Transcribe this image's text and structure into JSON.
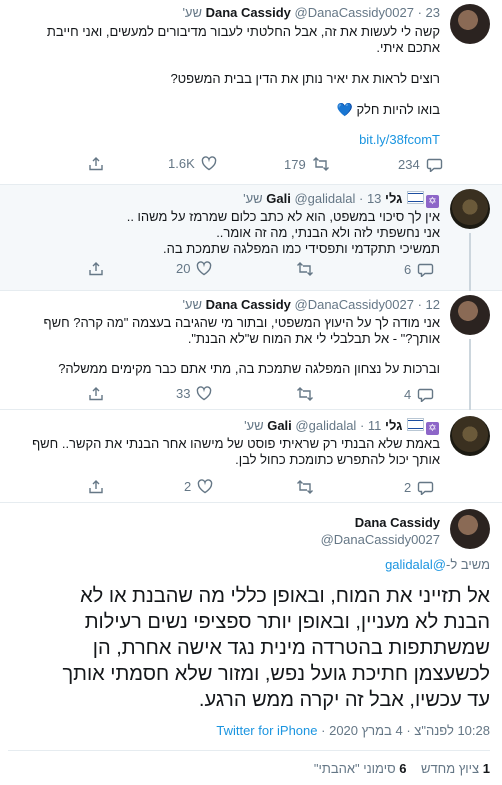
{
  "tweet1": {
    "name": "Dana Cassidy",
    "handle": "@DanaCassidy0027",
    "time": "23 שע'",
    "text_line1": "קשה לי לעשות את זה, אבל החלטתי לעבור מדיבורים למעשים, ואני חייבת",
    "text_line2": "אתכם איתי.",
    "text_line3": "רוצים לראות את יאיר נותן את הדין בבית המשפט?",
    "text_line4": "בואו להיות חלק",
    "heart": "💙",
    "link": "bit.ly/38fcomT",
    "replies": "234",
    "retweets": "179",
    "likes": "1.6K"
  },
  "tweet2": {
    "name": "Gali",
    "name_prefix": "גלי",
    "handle": "@galidalal",
    "time": "13 שע'",
    "text_line1": "אין לך סיכוי במשפט, הוא לא כתב כלום שמרמז על משהו ..",
    "text_line2": "אני נחשפתי לזה ולא הבנתי, מה זה אומר..",
    "text_line3": "תמשיכי תתקדמי ותפסידי כמו המפלגה שתמכת בה.",
    "replies": "6",
    "retweets": "",
    "likes": "20"
  },
  "tweet3": {
    "name": "Dana Cassidy",
    "handle": "@DanaCassidy0027",
    "time": "12 שע'",
    "text_line1": "אני מודה לך על היעוץ המשפטי, ובתור מי שהגיבה בעצמה \"מה קרה? חשף",
    "text_line2": "אותך?\" - אל תבלבלי לי את המוח ש\"לא הבנת\".",
    "text_line3": "וברכות על נצחון המפלגה שתמכת בה, מתי אתם כבר מקימים ממשלה?",
    "replies": "4",
    "retweets": "",
    "likes": "33"
  },
  "tweet4": {
    "name": "Gali",
    "name_prefix": "גלי",
    "handle": "@galidalal",
    "time": "11 שע'",
    "text_line1": "באמת שלא הבנתי רק שראיתי פוסט של מישהו אחר הבנתי את הקשר.. חשף",
    "text_line2": "אותך יכול להתפרש כתומכת כחול לבן.",
    "replies": "2",
    "retweets": "",
    "likes": "2"
  },
  "main": {
    "name": "Dana Cassidy",
    "handle": "@DanaCassidy0027",
    "reply_label": "משיב ל-",
    "reply_to": "@galidalal",
    "text_line1": "אל תזייני את המוח, ובאופן כללי מה שהבנת או לא",
    "text_line2": "הבנת לא מעניין, ובאופן יותר ספציפי נשים רעילות",
    "text_line3": "שמשתתפות בהטרדה מינית נגד אישה אחרת, הן",
    "text_line4": "לכשעצמן חתיכת גועל נפש, ומזור שלא חסמתי אותך",
    "text_line5": "עד עכשיו, אבל זה יקרה ממש הרגע.",
    "time": "10:28 לפנה\"צ",
    "date": "4 במרץ 2020",
    "source": "Twitter for iPhone",
    "dot": "·"
  },
  "stats": {
    "retweet_count": "1",
    "retweet_label": "ציוץ מחדש",
    "like_count": "6",
    "like_label": "סימוני \"אהבתי\""
  }
}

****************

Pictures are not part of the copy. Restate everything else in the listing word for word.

Transcribe this image's text and structure into JSON.
{
  "tweet1": {
    "name": "Dana Cassidy",
    "handle": "@DanaCassidy0027",
    "time": "23 שע'",
    "text_line1": "קשה לי לעשות את זה, אבל החלטתי לעבור מדיבורים למעשים, ואני חייבת",
    "text_line2": "אתכם איתי.",
    "text_line3": "רוצים לראות את יאיר נותן את הדין בבית המשפט?",
    "text_line4": "בואו להיות חלק",
    "heart": "💙",
    "link": "bit.ly/38fcomT",
    "replies": "234",
    "retweets": "179",
    "likes": "1.6K"
  },
  "tweet2": {
    "name": "Gali",
    "name_prefix": "גלי",
    "handle": "@galidalal",
    "time": "13 שע'",
    "text_line1": "אין לך סיכוי במשפט, הוא לא כתב כלום שמרמז על משהו ..",
    "text_line2": "אני נחשפתי לזה ולא הבנתי, מה זה אומר..",
    "text_line3": "תמשיכי תתקדמי ותפסידי כמו המפלגה שתמכת בה.",
    "replies": "6",
    "retweets": "",
    "likes": "20"
  },
  "tweet3": {
    "name": "Dana Cassidy",
    "handle": "@DanaCassidy0027",
    "time": "12 שע'",
    "text_line1": "אני מודה לך על היעוץ המשפטי, ובתור מי שהגיבה בעצמה \"מה קרה? חשף",
    "text_line2": "אותך?\" - אל תבלבלי לי את המוח ש\"לא הבנת\".",
    "text_line3": "וברכות על נצחון המפלגה שתמכת בה, מתי אתם כבר מקימים ממשלה?",
    "replies": "4",
    "retweets": "",
    "likes": "33"
  },
  "tweet4": {
    "name": "Gali",
    "name_prefix": "גלי",
    "handle": "@galidalal",
    "time": "11 שע'",
    "text_line1": "באמת שלא הבנתי רק שראיתי פוסט של מישהו אחר הבנתי את הקשר.. חשף",
    "text_line2": "אותך יכול להתפרש כתומכת כחול לבן.",
    "replies": "2",
    "retweets": "",
    "likes": "2"
  },
  "main": {
    "name": "Dana Cassidy",
    "handle": "@DanaCassidy0027",
    "reply_label": "משיב ל-",
    "reply_to": "@galidalal",
    "text_line1": "אל תזייני את המוח, ובאופן כללי מה שהבנת או לא",
    "text_line2": "הבנת לא מעניין, ובאופן יותר ספציפי נשים רעילות",
    "text_line3": "שמשתתפות בהטרדה מינית נגד אישה אחרת, הן",
    "text_line4": "לכשעצמן חתיכת גועל נפש, ומזור שלא חסמתי אותך",
    "text_line5": "עד עכשיו, אבל זה יקרה ממש הרגע.",
    "time": "10:28 לפנה\"צ",
    "date": "4 במרץ 2020",
    "source": "Twitter for iPhone",
    "dot": "·"
  },
  "stats": {
    "retweet_count": "1",
    "retweet_label": "ציוץ מחדש",
    "like_count": "6",
    "like_label": "סימוני \"אהבתי\""
  }
}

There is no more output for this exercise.